Aim of the exercise = Copy, from the data below, each line that has the word "location".

Source records =
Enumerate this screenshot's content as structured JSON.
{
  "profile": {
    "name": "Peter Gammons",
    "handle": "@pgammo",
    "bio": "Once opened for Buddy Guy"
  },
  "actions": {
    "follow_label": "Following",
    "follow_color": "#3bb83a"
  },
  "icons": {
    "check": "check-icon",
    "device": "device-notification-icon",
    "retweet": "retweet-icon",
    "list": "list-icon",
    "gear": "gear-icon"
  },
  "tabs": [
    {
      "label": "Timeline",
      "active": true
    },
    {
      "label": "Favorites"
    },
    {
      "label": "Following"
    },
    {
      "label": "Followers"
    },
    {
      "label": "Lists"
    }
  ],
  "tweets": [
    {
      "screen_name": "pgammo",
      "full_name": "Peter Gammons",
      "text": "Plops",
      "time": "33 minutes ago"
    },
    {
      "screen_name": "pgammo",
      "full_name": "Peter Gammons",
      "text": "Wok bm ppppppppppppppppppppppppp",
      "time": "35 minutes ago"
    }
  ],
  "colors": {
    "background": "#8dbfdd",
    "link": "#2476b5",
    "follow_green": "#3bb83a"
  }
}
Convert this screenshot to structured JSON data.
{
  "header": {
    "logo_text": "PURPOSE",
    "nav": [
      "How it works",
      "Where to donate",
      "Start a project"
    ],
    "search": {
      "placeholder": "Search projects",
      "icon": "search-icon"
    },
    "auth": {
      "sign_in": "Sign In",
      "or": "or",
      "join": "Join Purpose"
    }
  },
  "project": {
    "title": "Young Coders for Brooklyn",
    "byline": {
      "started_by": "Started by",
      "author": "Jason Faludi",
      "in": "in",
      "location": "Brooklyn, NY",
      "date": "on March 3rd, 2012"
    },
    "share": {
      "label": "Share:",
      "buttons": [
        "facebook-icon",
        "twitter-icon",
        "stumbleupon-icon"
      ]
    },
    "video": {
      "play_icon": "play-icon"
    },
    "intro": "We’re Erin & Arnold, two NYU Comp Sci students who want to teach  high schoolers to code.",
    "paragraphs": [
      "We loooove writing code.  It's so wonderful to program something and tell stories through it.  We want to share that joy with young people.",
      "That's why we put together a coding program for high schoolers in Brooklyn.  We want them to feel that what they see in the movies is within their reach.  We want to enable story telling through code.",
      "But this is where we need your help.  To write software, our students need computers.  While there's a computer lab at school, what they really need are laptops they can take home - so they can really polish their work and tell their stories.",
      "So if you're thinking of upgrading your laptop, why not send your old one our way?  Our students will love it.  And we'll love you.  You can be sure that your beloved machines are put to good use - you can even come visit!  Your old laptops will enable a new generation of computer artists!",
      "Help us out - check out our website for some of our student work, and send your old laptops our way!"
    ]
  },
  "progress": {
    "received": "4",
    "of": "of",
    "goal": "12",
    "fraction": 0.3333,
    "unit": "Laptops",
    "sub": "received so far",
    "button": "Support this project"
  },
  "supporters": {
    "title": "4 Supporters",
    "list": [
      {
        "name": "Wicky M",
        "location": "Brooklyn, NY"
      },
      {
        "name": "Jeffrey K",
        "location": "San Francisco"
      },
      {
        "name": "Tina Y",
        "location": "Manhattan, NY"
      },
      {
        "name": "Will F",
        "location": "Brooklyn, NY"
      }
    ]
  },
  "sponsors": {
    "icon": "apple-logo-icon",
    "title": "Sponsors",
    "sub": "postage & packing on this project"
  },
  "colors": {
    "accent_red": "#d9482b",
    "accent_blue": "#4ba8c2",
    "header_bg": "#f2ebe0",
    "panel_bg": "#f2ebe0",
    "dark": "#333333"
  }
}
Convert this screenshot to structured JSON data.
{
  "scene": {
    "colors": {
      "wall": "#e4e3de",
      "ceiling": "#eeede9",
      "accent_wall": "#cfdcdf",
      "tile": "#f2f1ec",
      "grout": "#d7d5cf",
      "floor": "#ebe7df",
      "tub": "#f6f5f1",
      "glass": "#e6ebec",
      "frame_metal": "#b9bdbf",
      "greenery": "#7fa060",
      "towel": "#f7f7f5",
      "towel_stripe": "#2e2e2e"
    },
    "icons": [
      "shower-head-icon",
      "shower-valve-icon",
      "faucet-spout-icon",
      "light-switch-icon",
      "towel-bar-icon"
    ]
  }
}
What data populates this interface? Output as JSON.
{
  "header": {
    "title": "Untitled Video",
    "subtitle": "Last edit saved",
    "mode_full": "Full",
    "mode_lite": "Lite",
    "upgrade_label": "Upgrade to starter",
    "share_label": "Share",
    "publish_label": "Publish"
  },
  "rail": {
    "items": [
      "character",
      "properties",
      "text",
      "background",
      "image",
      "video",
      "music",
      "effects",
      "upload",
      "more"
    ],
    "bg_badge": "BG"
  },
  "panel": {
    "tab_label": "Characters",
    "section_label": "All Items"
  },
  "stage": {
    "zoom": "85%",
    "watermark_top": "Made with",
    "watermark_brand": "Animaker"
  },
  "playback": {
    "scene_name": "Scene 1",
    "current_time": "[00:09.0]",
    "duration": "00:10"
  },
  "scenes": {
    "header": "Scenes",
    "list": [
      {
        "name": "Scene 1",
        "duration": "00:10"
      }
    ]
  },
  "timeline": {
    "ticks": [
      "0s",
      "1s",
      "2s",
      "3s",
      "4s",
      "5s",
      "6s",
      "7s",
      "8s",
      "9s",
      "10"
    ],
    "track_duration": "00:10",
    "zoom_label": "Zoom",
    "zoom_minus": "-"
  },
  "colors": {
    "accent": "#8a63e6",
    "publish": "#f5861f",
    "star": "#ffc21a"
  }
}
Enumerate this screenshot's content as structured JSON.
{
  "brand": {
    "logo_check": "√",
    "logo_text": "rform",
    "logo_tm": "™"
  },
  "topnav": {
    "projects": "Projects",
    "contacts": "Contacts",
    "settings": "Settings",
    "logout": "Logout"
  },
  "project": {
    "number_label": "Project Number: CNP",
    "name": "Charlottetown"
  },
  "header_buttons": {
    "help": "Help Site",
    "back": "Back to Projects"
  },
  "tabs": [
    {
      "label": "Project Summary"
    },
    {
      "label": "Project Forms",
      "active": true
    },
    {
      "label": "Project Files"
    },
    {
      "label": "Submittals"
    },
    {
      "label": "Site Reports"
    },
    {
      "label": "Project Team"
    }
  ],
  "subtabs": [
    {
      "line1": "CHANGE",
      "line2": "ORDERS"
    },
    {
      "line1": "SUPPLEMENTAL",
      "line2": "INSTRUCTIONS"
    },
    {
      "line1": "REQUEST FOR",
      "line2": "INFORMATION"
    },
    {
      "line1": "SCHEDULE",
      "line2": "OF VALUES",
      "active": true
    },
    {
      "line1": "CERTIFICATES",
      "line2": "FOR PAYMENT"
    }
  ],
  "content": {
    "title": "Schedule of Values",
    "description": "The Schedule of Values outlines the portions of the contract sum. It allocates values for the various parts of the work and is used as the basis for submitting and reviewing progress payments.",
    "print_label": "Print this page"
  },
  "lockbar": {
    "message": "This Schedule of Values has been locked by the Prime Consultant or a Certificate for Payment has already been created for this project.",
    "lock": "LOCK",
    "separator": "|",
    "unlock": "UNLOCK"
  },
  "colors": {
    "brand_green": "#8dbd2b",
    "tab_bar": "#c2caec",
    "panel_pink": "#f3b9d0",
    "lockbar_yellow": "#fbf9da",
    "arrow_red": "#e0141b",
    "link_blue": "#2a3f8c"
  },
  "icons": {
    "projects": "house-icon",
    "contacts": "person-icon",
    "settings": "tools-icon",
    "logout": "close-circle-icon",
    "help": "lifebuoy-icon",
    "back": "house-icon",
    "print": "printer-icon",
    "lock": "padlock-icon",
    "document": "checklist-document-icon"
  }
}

Exercise response =
      "location": "Brooklyn, NY",
        "location": "Brooklyn, NY"
        "location": "San Francisco"
        "location": "Manhattan, NY"
        "location": "Brooklyn, NY"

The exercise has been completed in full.